• [Action item]
Pictures aside, the data must be reproduced exactly.

─── Source material ───

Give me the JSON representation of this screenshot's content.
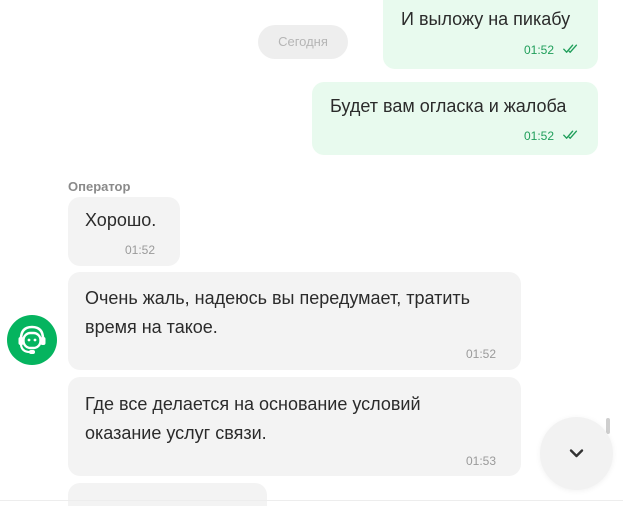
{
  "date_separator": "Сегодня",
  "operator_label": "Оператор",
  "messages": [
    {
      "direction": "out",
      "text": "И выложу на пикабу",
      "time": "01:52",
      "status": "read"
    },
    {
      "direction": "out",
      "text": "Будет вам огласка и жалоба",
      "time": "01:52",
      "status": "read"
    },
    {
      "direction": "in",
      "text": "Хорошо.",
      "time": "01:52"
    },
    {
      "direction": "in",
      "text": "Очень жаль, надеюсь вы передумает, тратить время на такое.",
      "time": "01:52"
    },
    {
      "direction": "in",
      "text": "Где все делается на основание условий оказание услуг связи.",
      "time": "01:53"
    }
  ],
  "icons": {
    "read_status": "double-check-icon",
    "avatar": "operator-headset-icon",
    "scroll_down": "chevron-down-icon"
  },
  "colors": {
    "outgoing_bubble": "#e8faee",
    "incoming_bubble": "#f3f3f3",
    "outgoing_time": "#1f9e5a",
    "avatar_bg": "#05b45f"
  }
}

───

• [Result for this task]
Give me the JSON representation of this screenshot's content.
{
  "date_separator": "Сегодня",
  "operator_label": "Оператор",
  "messages": [
    {
      "direction": "out",
      "text": "И выложу на пикабу",
      "time": "01:52",
      "status": "read"
    },
    {
      "direction": "out",
      "text": "Будет вам огласка и жалоба",
      "time": "01:52",
      "status": "read"
    },
    {
      "direction": "in",
      "text": "Хорошо.",
      "time": "01:52"
    },
    {
      "direction": "in",
      "text": "Очень жаль, надеюсь вы передумает, тратить время на такое.",
      "time": "01:52"
    },
    {
      "direction": "in",
      "text": "Где все делается на основание условий оказание услуг связи.",
      "time": "01:53"
    }
  ],
  "icons": {
    "read_status": "double-check-icon",
    "avatar": "operator-headset-icon",
    "scroll_down": "chevron-down-icon"
  },
  "colors": {
    "outgoing_bubble": "#e8faee",
    "incoming_bubble": "#f3f3f3",
    "outgoing_time": "#1f9e5a",
    "avatar_bg": "#05b45f"
  }
}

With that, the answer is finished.